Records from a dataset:
· · · · · · ·

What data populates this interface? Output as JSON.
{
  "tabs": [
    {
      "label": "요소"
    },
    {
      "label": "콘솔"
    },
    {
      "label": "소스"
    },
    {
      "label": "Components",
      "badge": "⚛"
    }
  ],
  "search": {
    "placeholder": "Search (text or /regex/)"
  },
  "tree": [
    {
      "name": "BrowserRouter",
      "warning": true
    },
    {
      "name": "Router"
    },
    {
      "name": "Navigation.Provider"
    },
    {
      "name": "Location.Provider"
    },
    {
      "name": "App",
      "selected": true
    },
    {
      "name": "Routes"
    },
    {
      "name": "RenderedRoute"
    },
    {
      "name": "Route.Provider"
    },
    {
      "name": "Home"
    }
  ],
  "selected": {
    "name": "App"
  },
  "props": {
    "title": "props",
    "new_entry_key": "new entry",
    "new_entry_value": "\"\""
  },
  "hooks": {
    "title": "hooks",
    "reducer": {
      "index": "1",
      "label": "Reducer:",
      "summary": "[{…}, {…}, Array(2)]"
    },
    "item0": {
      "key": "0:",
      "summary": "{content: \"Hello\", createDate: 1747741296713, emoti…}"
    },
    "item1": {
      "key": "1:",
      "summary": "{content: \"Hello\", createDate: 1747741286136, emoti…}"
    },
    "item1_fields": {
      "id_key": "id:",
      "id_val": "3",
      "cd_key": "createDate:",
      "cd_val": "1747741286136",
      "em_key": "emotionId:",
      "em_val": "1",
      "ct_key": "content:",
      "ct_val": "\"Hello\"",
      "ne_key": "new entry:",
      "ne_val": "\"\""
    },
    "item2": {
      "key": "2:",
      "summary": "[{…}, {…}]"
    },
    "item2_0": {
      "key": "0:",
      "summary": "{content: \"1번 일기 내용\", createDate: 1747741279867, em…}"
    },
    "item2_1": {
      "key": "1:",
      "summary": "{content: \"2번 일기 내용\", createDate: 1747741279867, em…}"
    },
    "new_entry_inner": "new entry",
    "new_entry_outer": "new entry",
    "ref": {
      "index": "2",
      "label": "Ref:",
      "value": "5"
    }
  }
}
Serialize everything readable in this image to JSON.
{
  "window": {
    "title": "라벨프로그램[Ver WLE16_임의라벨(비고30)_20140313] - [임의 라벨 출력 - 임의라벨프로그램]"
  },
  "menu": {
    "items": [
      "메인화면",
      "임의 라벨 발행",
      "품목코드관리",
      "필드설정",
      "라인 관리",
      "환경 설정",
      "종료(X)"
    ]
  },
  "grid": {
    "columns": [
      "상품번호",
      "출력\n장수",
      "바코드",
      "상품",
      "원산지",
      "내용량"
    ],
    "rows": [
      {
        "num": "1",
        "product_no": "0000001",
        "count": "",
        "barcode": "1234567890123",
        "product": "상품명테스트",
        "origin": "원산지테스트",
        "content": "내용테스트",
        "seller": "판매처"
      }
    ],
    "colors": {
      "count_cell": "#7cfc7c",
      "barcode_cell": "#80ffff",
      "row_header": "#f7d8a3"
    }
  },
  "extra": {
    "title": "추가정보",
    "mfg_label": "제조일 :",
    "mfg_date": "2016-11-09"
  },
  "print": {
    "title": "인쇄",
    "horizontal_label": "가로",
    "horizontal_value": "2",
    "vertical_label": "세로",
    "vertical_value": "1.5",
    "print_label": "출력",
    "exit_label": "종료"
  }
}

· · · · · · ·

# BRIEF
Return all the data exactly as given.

# RESPONSE BOX
What data populates this interface? Output as JSON.
{
  "tabs": [
    {
      "label": "요소"
    },
    {
      "label": "콘솔"
    },
    {
      "label": "소스"
    },
    {
      "label": "Components",
      "badge": "⚛"
    }
  ],
  "search": {
    "placeholder": "Search (text or /regex/)"
  },
  "tree": [
    {
      "name": "BrowserRouter",
      "warning": true
    },
    {
      "name": "Router"
    },
    {
      "name": "Navigation.Provider"
    },
    {
      "name": "Location.Provider"
    },
    {
      "name": "App",
      "selected": true
    },
    {
      "name": "Routes"
    },
    {
      "name": "RenderedRoute"
    },
    {
      "name": "Route.Provider"
    },
    {
      "name": "Home"
    }
  ],
  "selected": {
    "name": "App"
  },
  "props": {
    "title": "props",
    "new_entry_key": "new entry",
    "new_entry_value": "\"\""
  },
  "hooks": {
    "title": "hooks",
    "reducer": {
      "index": "1",
      "label": "Reducer:",
      "summary": "[{…}, {…}, Array(2)]"
    },
    "item0": {
      "key": "0:",
      "summary": "{content: \"Hello\", createDate: 1747741296713, emoti…}"
    },
    "item1": {
      "key": "1:",
      "summary": "{content: \"Hello\", createDate: 1747741286136, emoti…}"
    },
    "item1_fields": {
      "id_key": "id:",
      "id_val": "3",
      "cd_key": "createDate:",
      "cd_val": "1747741286136",
      "em_key": "emotionId:",
      "em_val": "1",
      "ct_key": "content:",
      "ct_val": "\"Hello\"",
      "ne_key": "new entry:",
      "ne_val": "\"\""
    },
    "item2": {
      "key": "2:",
      "summary": "[{…}, {…}]"
    },
    "item2_0": {
      "key": "0:",
      "summary": "{content: \"1번 일기 내용\", createDate: 1747741279867, em…}"
    },
    "item2_1": {
      "key": "1:",
      "summary": "{content: \"2번 일기 내용\", createDate: 1747741279867, em…}"
    },
    "new_entry_inner": "new entry",
    "new_entry_outer": "new entry",
    "ref": {
      "index": "2",
      "label": "Ref:",
      "value": "5"
    }
  }
}
Serialize everything readable in this image to JSON.
{
  "window": {
    "title": "라벨프로그램[Ver WLE16_임의라벨(비고30)_20140313] - [임의 라벨 출력 - 임의라벨프로그램]"
  },
  "menu": {
    "items": [
      "메인화면",
      "임의 라벨 발행",
      "품목코드관리",
      "필드설정",
      "라인 관리",
      "환경 설정",
      "종료(X)"
    ]
  },
  "grid": {
    "columns": [
      "상품번호",
      "출력\n장수",
      "바코드",
      "상품",
      "원산지",
      "내용량"
    ],
    "rows": [
      {
        "num": "1",
        "product_no": "0000001",
        "count": "",
        "barcode": "1234567890123",
        "product": "상품명테스트",
        "origin": "원산지테스트",
        "content": "내용테스트",
        "seller": "판매처"
      }
    ],
    "colors": {
      "count_cell": "#7cfc7c",
      "barcode_cell": "#80ffff",
      "row_header": "#f7d8a3"
    }
  },
  "extra": {
    "title": "추가정보",
    "mfg_label": "제조일 :",
    "mfg_date": "2016-11-09"
  },
  "print": {
    "title": "인쇄",
    "horizontal_label": "가로",
    "horizontal_value": "2",
    "vertical_label": "세로",
    "vertical_value": "1.5",
    "print_label": "출력",
    "exit_label": "종료"
  }
}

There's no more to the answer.